REQUIRED WORK: Look below. Copy each line that has "Motor" in it.

DATA FOR THIS EXERCISE:

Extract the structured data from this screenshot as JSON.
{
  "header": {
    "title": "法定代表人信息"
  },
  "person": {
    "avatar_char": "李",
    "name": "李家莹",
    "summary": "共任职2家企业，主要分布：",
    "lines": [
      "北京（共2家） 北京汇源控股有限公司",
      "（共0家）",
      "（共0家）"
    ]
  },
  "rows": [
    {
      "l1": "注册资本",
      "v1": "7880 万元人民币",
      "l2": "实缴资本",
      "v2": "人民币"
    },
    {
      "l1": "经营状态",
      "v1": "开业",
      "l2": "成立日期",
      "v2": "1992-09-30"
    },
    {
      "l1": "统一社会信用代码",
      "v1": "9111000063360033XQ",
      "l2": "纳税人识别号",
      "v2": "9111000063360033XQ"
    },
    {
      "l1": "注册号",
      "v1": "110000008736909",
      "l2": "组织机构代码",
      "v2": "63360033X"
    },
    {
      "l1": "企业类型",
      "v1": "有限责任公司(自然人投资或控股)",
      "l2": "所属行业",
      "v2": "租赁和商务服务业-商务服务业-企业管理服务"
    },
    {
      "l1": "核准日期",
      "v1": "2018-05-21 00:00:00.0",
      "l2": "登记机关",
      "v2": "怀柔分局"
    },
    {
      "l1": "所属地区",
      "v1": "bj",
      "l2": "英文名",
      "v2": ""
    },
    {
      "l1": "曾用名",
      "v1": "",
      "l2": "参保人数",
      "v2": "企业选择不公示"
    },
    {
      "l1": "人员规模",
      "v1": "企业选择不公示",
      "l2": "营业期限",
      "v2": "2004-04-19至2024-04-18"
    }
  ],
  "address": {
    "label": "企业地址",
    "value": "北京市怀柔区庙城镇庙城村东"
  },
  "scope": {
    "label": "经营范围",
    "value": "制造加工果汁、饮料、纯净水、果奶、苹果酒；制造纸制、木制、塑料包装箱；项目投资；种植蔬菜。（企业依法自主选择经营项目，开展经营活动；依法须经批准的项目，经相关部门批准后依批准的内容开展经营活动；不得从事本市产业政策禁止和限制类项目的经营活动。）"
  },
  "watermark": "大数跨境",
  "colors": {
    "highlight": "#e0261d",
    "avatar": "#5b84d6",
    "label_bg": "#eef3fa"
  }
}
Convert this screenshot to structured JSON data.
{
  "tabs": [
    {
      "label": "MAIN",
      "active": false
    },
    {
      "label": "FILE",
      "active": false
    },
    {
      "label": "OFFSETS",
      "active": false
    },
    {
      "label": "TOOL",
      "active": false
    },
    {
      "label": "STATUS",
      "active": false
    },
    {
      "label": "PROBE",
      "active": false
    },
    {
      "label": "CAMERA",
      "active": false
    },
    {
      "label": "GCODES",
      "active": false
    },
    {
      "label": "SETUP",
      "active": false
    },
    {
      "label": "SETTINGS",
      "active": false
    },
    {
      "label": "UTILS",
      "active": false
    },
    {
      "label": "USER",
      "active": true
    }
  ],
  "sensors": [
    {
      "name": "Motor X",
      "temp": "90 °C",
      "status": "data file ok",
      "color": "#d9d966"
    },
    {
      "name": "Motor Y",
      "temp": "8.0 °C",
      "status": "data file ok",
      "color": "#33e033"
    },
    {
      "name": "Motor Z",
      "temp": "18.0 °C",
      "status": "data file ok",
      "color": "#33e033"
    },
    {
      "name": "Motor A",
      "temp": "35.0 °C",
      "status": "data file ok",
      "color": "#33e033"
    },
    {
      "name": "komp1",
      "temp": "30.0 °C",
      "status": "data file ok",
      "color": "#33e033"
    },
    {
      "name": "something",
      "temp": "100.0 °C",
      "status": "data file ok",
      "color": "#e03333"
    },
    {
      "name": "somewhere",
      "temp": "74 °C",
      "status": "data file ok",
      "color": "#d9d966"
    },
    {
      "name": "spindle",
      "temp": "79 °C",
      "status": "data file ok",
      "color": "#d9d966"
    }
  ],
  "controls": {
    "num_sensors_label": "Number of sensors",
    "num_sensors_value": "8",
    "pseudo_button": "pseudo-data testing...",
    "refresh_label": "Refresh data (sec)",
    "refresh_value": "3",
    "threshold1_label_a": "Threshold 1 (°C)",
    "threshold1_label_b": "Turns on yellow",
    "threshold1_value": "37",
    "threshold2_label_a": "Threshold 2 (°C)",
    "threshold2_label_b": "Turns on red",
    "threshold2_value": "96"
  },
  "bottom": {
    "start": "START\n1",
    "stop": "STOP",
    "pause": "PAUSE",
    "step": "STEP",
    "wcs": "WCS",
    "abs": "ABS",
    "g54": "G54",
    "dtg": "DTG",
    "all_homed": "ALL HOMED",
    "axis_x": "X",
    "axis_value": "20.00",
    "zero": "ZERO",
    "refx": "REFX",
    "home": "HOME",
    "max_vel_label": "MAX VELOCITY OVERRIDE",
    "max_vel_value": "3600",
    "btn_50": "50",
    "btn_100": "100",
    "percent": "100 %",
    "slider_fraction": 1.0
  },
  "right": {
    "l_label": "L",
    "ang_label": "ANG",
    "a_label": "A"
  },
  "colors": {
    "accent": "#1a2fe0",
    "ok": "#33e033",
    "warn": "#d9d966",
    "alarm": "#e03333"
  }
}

ANSWER TO THE PROBLEM:
      "name": "Motor X",
      "name": "Motor Y",
      "name": "Motor Z",
      "name": "Motor A",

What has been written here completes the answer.